Exercise: Your copy should match the listing word for word, apart from the pictures, which are left out.

Study material:
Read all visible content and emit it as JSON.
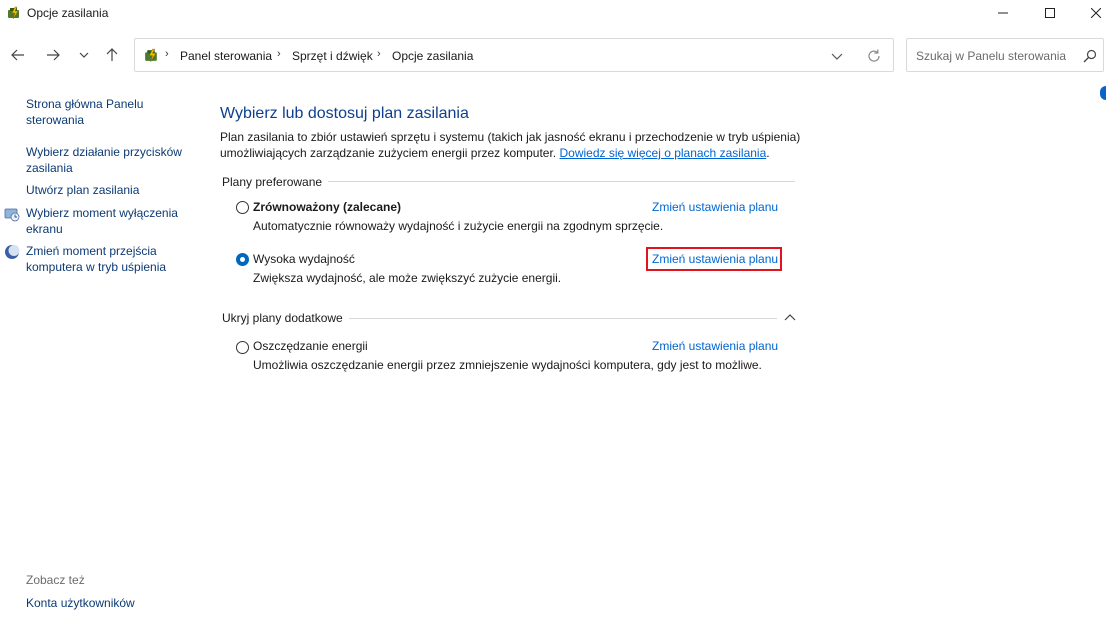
{
  "window": {
    "title": "Opcje zasilania",
    "icons": [
      "power-options-icon",
      "minimize-icon",
      "maximize-icon",
      "close-icon"
    ]
  },
  "nav": {
    "breadcrumb": [
      "Panel sterowania",
      "Sprzęt i dźwięk",
      "Opcje zasilania"
    ],
    "search_placeholder": "Szukaj w Panelu sterowania",
    "icons": [
      "back-arrow-icon",
      "forward-arrow-icon",
      "recent-chevron-icon",
      "up-arrow-icon",
      "dropdown-chevron-icon",
      "refresh-icon",
      "search-icon"
    ]
  },
  "sidebar": {
    "links": [
      "Strona główna Panelu sterowania",
      "Wybierz działanie przycisków zasilania",
      "Utwórz plan zasilania",
      "Wybierz moment wyłączenia ekranu",
      "Zmień moment przejścia komputera w tryb uśpienia"
    ],
    "see_also_label": "Zobacz też",
    "see_also_links": [
      "Konta użytkowników"
    ]
  },
  "main": {
    "title": "Wybierz lub dostosuj plan zasilania",
    "description": "Plan zasilania to zbiór ustawień sprzętu i systemu (takich jak jasność ekranu i przechodzenie w tryb uśpienia) umożliwiających zarządzanie zużyciem energii przez komputer.",
    "learn_more": "Dowiedz się więcej o planach zasilania",
    "preferred_header": "Plany preferowane",
    "additional_header": "Ukryj plany dodatkowe",
    "plans": [
      {
        "name": "Zrównoważony (zalecane)",
        "description": "Automatycznie równoważy wydajność i zużycie energii na zgodnym sprzęcie.",
        "link": "Zmień ustawienia planu",
        "selected": false
      },
      {
        "name": "Wysoka wydajność",
        "description": "Zwiększa wydajność, ale może zwiększyć zużycie energii.",
        "link": "Zmień ustawienia planu",
        "selected": true
      },
      {
        "name": "Oszczędzanie energii",
        "description": "Umożliwia oszczędzanie energii przez zmniejszenie wydajności komputera, gdy jest to możliwe.",
        "link": "Zmień ustawienia planu",
        "selected": false
      }
    ]
  },
  "colors": {
    "title_blue": "#0d3f8e",
    "link_blue": "#0065d1",
    "sidebar_link": "#0c3a73",
    "highlight_red": "#e0141e"
  }
}
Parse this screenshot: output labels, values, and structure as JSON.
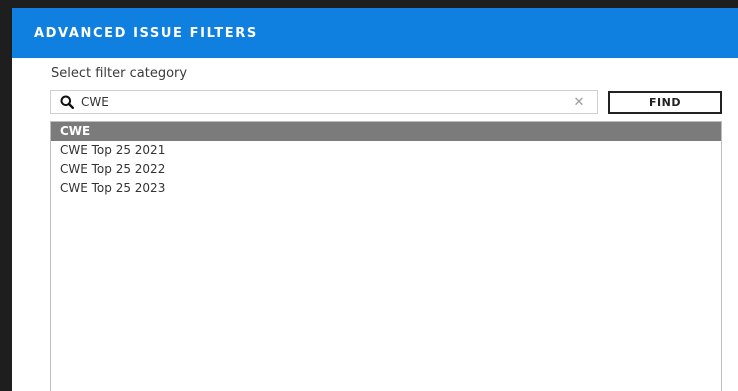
{
  "dialog": {
    "title": "ADVANCED ISSUE FILTERS",
    "header_color": "#0f7fe0"
  },
  "filter": {
    "section_label": "Select filter category",
    "search_value": "CWE",
    "search_icon": "search-icon",
    "clear_icon": "close-icon",
    "find_label": "FIND"
  },
  "results": {
    "selected_color": "#7b7b7b",
    "items": [
      {
        "label": "CWE",
        "selected": true
      },
      {
        "label": "CWE Top 25 2021",
        "selected": false
      },
      {
        "label": "CWE Top 25 2022",
        "selected": false
      },
      {
        "label": "CWE Top 25 2023",
        "selected": false
      }
    ]
  }
}
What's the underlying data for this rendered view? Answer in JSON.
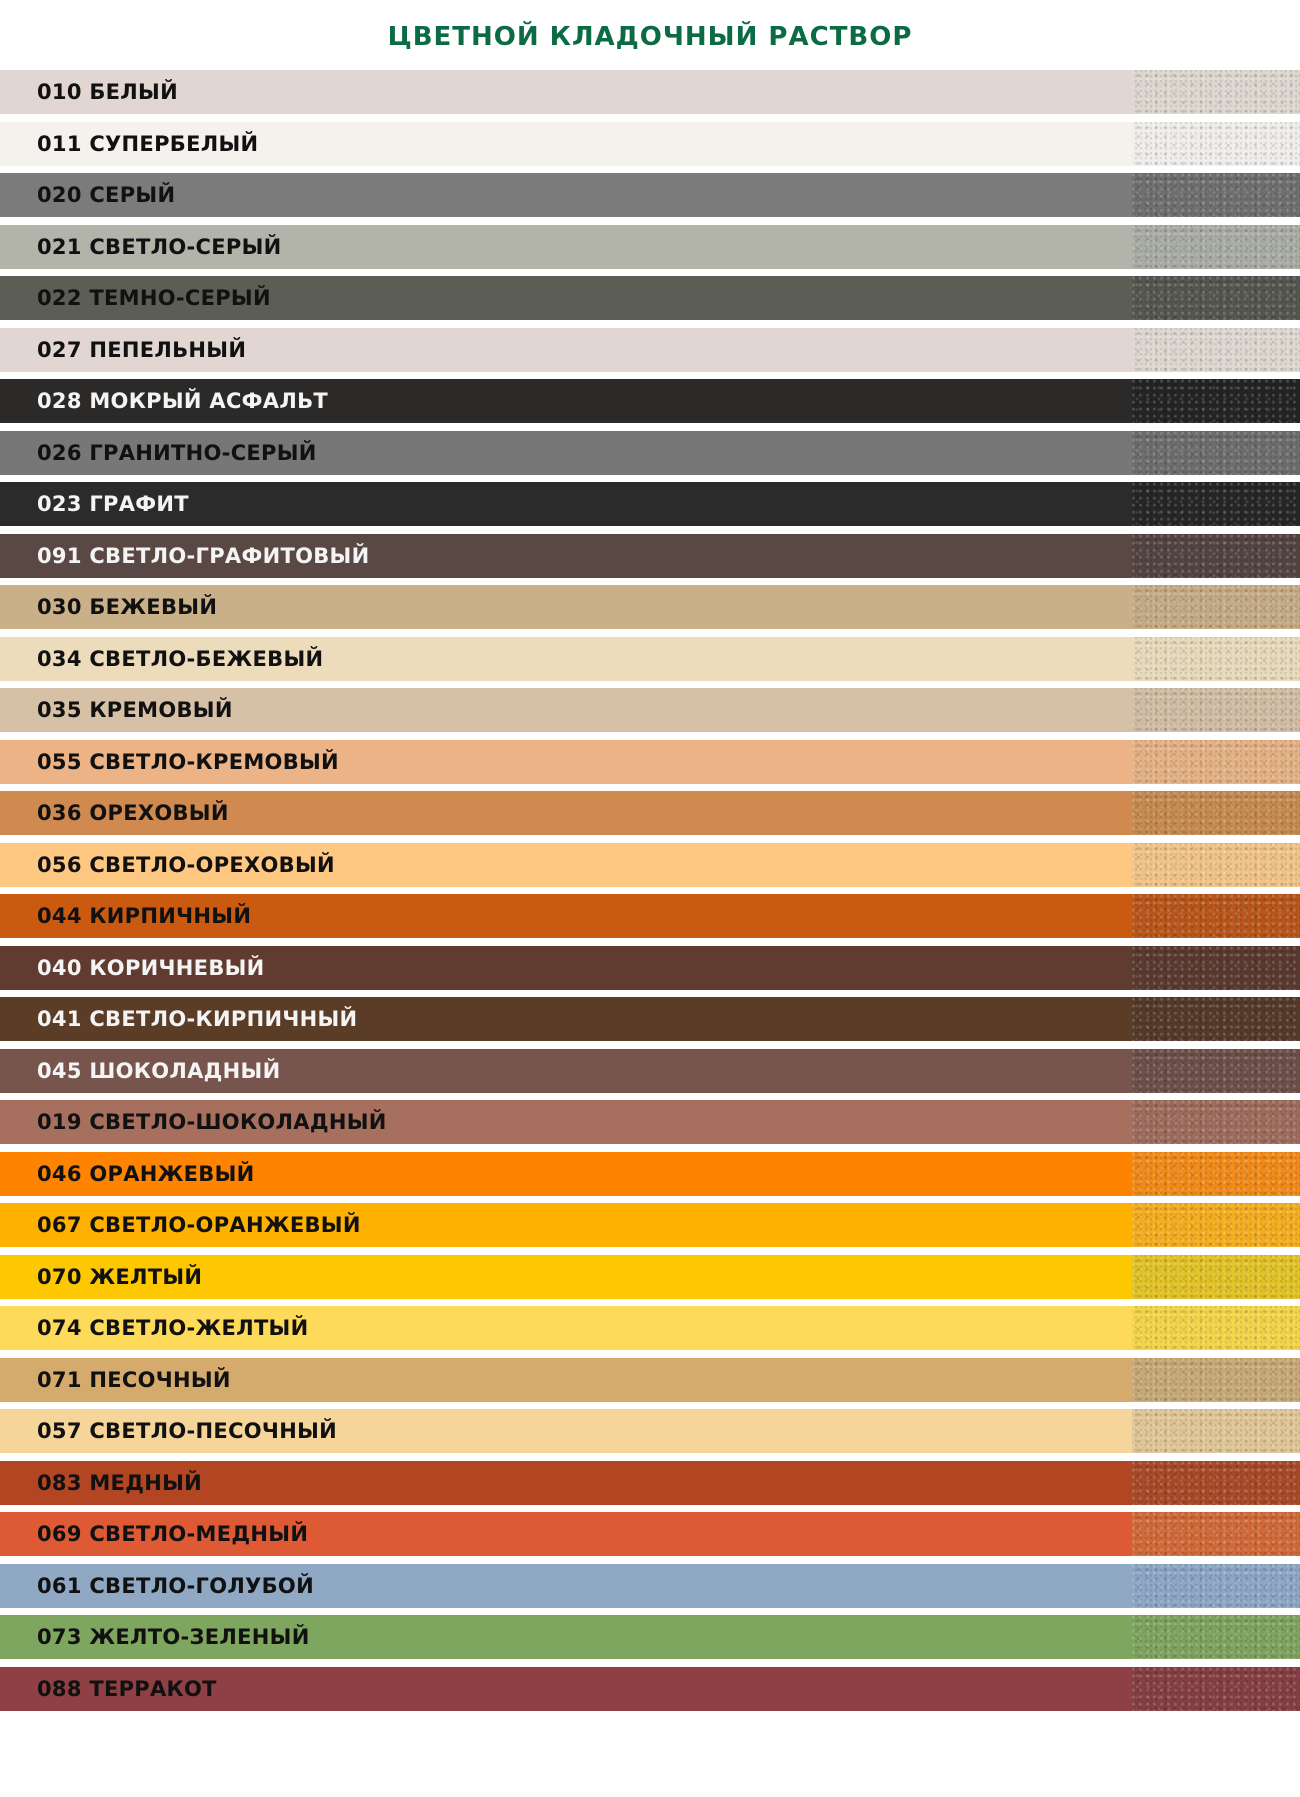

Answer space:
Read all visible content and emit it as JSON.
{
  "window": {
    "title": "Opcje zasilania",
    "icons": [
      "power-options-icon",
      "minimize-icon",
      "maximize-icon",
      "close-icon"
    ]
  },
  "nav": {
    "breadcrumb": [
      "Panel sterowania",
      "Sprzęt i dźwięk",
      "Opcje zasilania"
    ],
    "search_placeholder": "Szukaj w Panelu sterowania",
    "icons": [
      "back-arrow-icon",
      "forward-arrow-icon",
      "recent-chevron-icon",
      "up-arrow-icon",
      "dropdown-chevron-icon",
      "refresh-icon",
      "search-icon"
    ]
  },
  "sidebar": {
    "links": [
      "Strona główna Panelu sterowania",
      "Wybierz działanie przycisków zasilania",
      "Utwórz plan zasilania",
      "Wybierz moment wyłączenia ekranu",
      "Zmień moment przejścia komputera w tryb uśpienia"
    ],
    "see_also_label": "Zobacz też",
    "see_also_links": [
      "Konta użytkowników"
    ]
  },
  "main": {
    "title": "Wybierz lub dostosuj plan zasilania",
    "description": "Plan zasilania to zbiór ustawień sprzętu i systemu (takich jak jasność ekranu i przechodzenie w tryb uśpienia) umożliwiających zarządzanie zużyciem energii przez komputer.",
    "learn_more": "Dowiedz się więcej o planach zasilania",
    "preferred_header": "Plany preferowane",
    "additional_header": "Ukryj plany dodatkowe",
    "plans": [
      {
        "name": "Zrównoważony (zalecane)",
        "description": "Automatycznie równoważy wydajność i zużycie energii na zgodnym sprzęcie.",
        "link": "Zmień ustawienia planu",
        "selected": false
      },
      {
        "name": "Wysoka wydajność",
        "description": "Zwiększa wydajność, ale może zwiększyć zużycie energii.",
        "link": "Zmień ustawienia planu",
        "selected": true
      },
      {
        "name": "Oszczędzanie energii",
        "description": "Umożliwia oszczędzanie energii przez zmniejszenie wydajności komputera, gdy jest to możliwe.",
        "link": "Zmień ustawienia planu",
        "selected": false
      }
    ]
  },
  "colors": {
    "title_blue": "#0d3f8e",
    "link_blue": "#0065d1",
    "sidebar_link": "#0c3a73",
    "highlight_red": "#e0141e"
  }
}
Parse this screenshot: output labels, values, and structure as JSON.
{
  "dialog": {
    "title": "ADVANCED ISSUE FILTERS",
    "header_color": "#0f7fe0"
  },
  "filter": {
    "section_label": "Select filter category",
    "search_value": "CWE",
    "search_icon": "search-icon",
    "clear_icon": "close-icon",
    "find_label": "FIND"
  },
  "results": {
    "selected_color": "#7b7b7b",
    "items": [
      {
        "label": "CWE",
        "selected": true
      },
      {
        "label": "CWE Top 25 2021",
        "selected": false
      },
      {
        "label": "CWE Top 25 2022",
        "selected": false
      },
      {
        "label": "CWE Top 25 2023",
        "selected": false
      }
    ]
  }
}
What's the underlying data for this rendered view? Answer in JSON.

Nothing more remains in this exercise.